= GIVEN DATA =
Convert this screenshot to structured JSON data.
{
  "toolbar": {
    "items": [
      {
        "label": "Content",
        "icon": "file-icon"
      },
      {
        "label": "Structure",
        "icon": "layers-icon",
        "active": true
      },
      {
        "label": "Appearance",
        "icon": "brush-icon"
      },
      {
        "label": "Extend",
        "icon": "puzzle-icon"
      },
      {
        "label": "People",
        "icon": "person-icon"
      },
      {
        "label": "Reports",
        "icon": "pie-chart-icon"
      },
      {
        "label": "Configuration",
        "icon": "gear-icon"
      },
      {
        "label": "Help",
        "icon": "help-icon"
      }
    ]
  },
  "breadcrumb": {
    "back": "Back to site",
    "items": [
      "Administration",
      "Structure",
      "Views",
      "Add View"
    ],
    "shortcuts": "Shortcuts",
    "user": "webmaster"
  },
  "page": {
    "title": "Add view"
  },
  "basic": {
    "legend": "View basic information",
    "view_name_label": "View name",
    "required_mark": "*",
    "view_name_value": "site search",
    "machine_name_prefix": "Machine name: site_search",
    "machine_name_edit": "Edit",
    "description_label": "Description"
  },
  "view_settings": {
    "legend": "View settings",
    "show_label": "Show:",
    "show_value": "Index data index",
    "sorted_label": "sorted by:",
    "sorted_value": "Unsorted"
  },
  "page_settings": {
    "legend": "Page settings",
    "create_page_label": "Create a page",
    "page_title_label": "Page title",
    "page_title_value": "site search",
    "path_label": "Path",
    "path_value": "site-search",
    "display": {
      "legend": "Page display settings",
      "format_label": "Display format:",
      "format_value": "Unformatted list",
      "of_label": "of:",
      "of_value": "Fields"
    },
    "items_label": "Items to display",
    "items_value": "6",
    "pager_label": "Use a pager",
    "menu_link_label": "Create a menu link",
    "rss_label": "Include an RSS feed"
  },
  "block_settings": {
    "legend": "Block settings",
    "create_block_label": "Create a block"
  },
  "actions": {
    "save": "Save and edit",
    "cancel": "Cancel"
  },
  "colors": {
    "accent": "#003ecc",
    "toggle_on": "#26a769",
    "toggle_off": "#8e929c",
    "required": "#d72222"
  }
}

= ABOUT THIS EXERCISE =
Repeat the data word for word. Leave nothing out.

= REPLY TO THE TASK =
Convert this screenshot to structured JSON data.
{
  "toolbar": {
    "items": [
      {
        "label": "Content",
        "icon": "file-icon"
      },
      {
        "label": "Structure",
        "icon": "layers-icon",
        "active": true
      },
      {
        "label": "Appearance",
        "icon": "brush-icon"
      },
      {
        "label": "Extend",
        "icon": "puzzle-icon"
      },
      {
        "label": "People",
        "icon": "person-icon"
      },
      {
        "label": "Reports",
        "icon": "pie-chart-icon"
      },
      {
        "label": "Configuration",
        "icon": "gear-icon"
      },
      {
        "label": "Help",
        "icon": "help-icon"
      }
    ]
  },
  "breadcrumb": {
    "back": "Back to site",
    "items": [
      "Administration",
      "Structure",
      "Views",
      "Add View"
    ],
    "shortcuts": "Shortcuts",
    "user": "webmaster"
  },
  "page": {
    "title": "Add view"
  },
  "basic": {
    "legend": "View basic information",
    "view_name_label": "View name",
    "required_mark": "*",
    "view_name_value": "site search",
    "machine_name_prefix": "Machine name: site_search",
    "machine_name_edit": "Edit",
    "description_label": "Description"
  },
  "view_settings": {
    "legend": "View settings",
    "show_label": "Show:",
    "show_value": "Index data index",
    "sorted_label": "sorted by:",
    "sorted_value": "Unsorted"
  },
  "page_settings": {
    "legend": "Page settings",
    "create_page_label": "Create a page",
    "page_title_label": "Page title",
    "page_title_value": "site search",
    "path_label": "Path",
    "path_value": "site-search",
    "display": {
      "legend": "Page display settings",
      "format_label": "Display format:",
      "format_value": "Unformatted list",
      "of_label": "of:",
      "of_value": "Fields"
    },
    "items_label": "Items to display",
    "items_value": "6",
    "pager_label": "Use a pager",
    "menu_link_label": "Create a menu link",
    "rss_label": "Include an RSS feed"
  },
  "block_settings": {
    "legend": "Block settings",
    "create_block_label": "Create a block"
  },
  "actions": {
    "save": "Save and edit",
    "cancel": "Cancel"
  },
  "colors": {
    "accent": "#003ecc",
    "toggle_on": "#26a769",
    "toggle_off": "#8e929c",
    "required": "#d72222"
  }
}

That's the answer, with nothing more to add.